(Stored data)
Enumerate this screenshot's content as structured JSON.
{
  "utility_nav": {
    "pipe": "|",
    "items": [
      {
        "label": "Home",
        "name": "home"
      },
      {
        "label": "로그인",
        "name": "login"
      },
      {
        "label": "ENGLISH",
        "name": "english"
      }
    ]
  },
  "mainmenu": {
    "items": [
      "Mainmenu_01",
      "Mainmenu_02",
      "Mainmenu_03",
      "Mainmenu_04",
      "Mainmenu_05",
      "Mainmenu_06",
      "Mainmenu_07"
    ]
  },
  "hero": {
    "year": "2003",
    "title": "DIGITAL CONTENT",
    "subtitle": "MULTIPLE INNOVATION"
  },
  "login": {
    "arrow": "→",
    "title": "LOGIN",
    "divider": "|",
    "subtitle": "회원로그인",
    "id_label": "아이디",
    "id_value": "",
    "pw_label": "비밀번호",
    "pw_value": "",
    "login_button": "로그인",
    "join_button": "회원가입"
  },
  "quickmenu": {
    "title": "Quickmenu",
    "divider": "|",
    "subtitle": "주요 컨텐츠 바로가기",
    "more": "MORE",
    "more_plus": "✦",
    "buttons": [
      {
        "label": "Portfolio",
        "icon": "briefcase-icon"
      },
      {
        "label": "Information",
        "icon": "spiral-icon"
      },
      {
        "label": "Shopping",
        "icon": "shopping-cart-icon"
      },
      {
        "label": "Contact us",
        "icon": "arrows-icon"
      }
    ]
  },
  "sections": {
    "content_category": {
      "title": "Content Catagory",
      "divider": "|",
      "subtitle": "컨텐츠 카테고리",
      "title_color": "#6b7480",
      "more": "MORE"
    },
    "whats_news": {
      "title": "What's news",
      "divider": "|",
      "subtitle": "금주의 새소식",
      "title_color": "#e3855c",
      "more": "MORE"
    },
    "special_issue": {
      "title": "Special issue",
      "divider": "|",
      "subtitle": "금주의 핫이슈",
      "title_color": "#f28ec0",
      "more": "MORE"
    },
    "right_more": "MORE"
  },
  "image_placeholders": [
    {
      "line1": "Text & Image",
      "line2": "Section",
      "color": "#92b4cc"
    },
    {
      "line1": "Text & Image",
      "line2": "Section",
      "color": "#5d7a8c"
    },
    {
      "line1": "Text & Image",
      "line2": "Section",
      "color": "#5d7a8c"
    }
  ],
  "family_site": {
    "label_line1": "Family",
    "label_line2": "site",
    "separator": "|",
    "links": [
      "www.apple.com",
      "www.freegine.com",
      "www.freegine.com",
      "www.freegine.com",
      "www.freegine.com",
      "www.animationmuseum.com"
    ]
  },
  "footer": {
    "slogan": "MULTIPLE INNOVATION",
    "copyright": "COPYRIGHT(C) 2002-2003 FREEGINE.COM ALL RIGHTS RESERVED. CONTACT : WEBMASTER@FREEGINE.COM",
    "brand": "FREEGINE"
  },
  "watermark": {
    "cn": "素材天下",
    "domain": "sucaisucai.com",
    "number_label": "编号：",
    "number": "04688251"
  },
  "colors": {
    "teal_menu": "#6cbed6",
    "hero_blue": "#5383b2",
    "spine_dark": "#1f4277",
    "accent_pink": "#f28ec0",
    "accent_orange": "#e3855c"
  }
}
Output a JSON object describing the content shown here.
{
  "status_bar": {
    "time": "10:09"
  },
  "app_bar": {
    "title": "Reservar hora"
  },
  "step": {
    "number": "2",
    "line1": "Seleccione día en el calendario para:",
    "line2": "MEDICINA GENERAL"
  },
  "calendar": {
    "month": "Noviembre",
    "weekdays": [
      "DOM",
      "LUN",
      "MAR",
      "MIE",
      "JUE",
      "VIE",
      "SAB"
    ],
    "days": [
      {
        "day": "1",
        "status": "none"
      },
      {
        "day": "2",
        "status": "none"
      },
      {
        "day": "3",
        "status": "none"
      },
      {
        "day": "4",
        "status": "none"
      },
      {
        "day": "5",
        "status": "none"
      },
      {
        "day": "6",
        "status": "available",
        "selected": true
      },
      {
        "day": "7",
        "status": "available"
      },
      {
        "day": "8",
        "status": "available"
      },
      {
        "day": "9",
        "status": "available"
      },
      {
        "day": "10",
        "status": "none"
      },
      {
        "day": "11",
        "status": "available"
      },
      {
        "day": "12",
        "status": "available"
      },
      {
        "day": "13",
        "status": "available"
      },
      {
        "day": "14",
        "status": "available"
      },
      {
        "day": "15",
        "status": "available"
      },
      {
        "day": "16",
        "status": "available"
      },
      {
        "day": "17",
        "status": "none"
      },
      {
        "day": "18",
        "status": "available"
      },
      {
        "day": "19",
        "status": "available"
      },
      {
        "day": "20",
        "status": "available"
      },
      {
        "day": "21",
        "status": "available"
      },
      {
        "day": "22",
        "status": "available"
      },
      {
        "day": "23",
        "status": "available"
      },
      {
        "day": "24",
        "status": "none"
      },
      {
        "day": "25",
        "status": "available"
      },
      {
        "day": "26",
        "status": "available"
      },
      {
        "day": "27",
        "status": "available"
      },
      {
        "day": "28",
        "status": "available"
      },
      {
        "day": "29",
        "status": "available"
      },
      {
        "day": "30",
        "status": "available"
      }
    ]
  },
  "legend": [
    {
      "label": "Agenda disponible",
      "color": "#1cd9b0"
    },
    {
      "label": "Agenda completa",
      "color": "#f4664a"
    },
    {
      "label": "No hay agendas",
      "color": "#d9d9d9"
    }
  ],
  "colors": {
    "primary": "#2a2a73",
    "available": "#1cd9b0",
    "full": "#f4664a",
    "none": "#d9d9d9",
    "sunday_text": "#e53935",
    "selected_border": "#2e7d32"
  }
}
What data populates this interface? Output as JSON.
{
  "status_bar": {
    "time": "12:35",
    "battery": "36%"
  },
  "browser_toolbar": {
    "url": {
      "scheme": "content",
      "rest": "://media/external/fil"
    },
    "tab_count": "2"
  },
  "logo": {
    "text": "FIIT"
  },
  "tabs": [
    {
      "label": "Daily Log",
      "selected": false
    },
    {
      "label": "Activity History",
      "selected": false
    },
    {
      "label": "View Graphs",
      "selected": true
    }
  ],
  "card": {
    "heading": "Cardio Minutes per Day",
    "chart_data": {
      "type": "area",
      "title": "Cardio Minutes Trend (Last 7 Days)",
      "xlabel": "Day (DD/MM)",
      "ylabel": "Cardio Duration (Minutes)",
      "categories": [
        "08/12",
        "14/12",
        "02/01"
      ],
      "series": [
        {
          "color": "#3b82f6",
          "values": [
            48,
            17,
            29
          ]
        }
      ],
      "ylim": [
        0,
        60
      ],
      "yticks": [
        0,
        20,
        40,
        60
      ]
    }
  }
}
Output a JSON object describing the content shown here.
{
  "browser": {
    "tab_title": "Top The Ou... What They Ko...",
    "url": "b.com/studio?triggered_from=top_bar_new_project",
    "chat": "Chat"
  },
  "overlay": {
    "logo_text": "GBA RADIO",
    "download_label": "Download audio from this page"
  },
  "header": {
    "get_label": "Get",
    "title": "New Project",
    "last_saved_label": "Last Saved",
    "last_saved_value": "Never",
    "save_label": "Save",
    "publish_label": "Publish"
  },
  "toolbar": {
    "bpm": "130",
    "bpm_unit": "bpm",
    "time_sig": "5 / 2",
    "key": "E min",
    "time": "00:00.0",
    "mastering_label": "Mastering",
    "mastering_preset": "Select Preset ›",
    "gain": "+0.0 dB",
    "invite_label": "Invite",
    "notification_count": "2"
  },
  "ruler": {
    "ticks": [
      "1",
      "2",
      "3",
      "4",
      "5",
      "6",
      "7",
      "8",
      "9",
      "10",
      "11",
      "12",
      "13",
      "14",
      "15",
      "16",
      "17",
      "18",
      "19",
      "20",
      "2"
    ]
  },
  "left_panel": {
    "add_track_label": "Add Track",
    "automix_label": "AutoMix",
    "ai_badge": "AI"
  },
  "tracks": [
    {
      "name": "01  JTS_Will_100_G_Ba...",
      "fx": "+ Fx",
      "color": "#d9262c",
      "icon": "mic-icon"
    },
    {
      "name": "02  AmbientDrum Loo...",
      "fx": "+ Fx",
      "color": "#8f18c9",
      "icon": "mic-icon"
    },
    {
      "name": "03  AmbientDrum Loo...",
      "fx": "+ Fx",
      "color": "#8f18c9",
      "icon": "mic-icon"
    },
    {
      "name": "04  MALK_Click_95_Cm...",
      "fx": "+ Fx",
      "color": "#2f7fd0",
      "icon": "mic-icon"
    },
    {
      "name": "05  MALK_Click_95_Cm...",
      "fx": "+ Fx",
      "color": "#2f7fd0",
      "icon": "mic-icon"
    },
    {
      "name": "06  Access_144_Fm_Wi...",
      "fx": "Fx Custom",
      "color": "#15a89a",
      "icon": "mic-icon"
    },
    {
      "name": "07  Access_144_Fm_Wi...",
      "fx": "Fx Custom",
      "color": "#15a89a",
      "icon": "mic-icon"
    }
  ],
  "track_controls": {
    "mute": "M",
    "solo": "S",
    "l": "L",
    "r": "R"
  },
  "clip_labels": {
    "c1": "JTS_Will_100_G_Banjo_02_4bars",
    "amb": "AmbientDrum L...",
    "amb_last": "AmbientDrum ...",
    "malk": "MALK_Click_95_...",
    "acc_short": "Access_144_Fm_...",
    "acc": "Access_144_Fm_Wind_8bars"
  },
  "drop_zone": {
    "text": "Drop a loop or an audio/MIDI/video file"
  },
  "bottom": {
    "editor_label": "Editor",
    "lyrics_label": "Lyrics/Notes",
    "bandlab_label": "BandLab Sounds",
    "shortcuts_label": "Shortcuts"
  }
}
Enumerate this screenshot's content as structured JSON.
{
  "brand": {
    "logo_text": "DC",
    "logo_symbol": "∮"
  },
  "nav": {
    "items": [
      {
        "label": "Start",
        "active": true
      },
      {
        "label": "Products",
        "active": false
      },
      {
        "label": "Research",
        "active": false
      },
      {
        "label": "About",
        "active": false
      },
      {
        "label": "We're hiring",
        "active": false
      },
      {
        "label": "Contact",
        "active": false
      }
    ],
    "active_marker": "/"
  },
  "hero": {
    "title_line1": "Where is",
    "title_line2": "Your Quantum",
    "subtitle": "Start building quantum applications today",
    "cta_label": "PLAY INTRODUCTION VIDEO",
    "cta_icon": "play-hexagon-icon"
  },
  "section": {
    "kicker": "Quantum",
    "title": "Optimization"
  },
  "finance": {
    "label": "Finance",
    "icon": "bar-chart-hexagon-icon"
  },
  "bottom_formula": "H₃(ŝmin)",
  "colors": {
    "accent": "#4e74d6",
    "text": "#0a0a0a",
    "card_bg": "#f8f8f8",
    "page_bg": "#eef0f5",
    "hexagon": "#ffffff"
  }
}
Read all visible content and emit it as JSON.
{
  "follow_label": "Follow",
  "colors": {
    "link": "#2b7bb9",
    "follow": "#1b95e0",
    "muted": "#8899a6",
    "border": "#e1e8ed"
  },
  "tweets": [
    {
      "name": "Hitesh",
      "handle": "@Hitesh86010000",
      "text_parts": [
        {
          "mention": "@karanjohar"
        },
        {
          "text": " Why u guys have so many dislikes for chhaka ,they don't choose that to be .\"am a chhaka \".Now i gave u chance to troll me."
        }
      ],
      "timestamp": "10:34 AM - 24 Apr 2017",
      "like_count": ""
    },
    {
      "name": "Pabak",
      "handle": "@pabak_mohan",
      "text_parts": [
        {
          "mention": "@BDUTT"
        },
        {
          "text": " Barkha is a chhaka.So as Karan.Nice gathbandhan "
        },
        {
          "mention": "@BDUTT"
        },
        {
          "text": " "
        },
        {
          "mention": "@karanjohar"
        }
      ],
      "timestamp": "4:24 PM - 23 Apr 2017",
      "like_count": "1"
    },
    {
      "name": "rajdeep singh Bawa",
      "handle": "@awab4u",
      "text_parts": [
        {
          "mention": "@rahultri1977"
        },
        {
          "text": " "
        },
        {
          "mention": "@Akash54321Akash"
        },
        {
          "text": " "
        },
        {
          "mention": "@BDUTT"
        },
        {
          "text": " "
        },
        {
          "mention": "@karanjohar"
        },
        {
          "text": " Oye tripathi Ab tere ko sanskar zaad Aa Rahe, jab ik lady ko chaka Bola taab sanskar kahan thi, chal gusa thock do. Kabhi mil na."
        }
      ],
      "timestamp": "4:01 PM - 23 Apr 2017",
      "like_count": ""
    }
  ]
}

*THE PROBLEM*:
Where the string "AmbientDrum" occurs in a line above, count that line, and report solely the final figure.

*EXERCISE RESULT*:
4